Global investors decide to “look for value” and have spent $11 billion less on property in London over the last 12 months
Just under £20 billion was spent on bricks and mortar in the British capital in the 12 months to June 2016. It represents a 36% fall in spending over last year’s £30 billion, with London losing its ranking as the number one most invested-in global property market and dropping to third behind New York and Los Angeles.
Although global investment as a whole fell by 5.7% collectively, following a 2015 of high activity, it appears more investors are turning their backs on London.
Prices were already reaching an affordability ceiling in most parts of the capital, and then the vote to leave the European Union created immediate uncertainty for many investors and speculators who wondered what the result would mean for the country’s financial centre.
“The market has clearly paused for breath after a busy 2015,” said David Hutchings, Head of EMEA Investment Strategy at commercial real estate firm Cushman & Wakefield. “Indeed, with the scale of change underway in the macro environment – from war to disease to Brexit to Trump – many investors are now struggling to decide what comes next and where they should look for value.”

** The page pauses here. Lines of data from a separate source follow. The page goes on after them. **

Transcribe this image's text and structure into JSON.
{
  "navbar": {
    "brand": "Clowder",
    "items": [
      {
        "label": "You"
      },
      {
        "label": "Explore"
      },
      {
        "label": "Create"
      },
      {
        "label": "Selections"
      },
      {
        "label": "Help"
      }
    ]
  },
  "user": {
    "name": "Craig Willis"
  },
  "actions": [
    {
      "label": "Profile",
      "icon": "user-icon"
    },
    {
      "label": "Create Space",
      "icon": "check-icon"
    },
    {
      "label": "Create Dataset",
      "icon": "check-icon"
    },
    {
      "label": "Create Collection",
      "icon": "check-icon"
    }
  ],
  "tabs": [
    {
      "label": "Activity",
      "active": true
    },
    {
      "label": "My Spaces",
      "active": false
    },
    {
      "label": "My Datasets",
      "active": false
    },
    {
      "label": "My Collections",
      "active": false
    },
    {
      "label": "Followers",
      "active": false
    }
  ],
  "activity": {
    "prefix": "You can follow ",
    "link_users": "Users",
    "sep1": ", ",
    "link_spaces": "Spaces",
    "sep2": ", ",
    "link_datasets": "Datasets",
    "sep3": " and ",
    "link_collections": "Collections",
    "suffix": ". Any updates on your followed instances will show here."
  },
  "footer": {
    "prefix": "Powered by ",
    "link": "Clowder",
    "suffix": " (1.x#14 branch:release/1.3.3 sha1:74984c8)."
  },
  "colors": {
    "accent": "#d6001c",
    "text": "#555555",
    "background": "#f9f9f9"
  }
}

However, many investors have identified the opportunity of buying UK assets while the pound is currently at a 31-year low. Manchester, the city with the highest yields in Britain, is becoming a hotspot of investment activity, driven by greater affordability and its ability to deliver strong regular returns during times of volatility in other investment markets.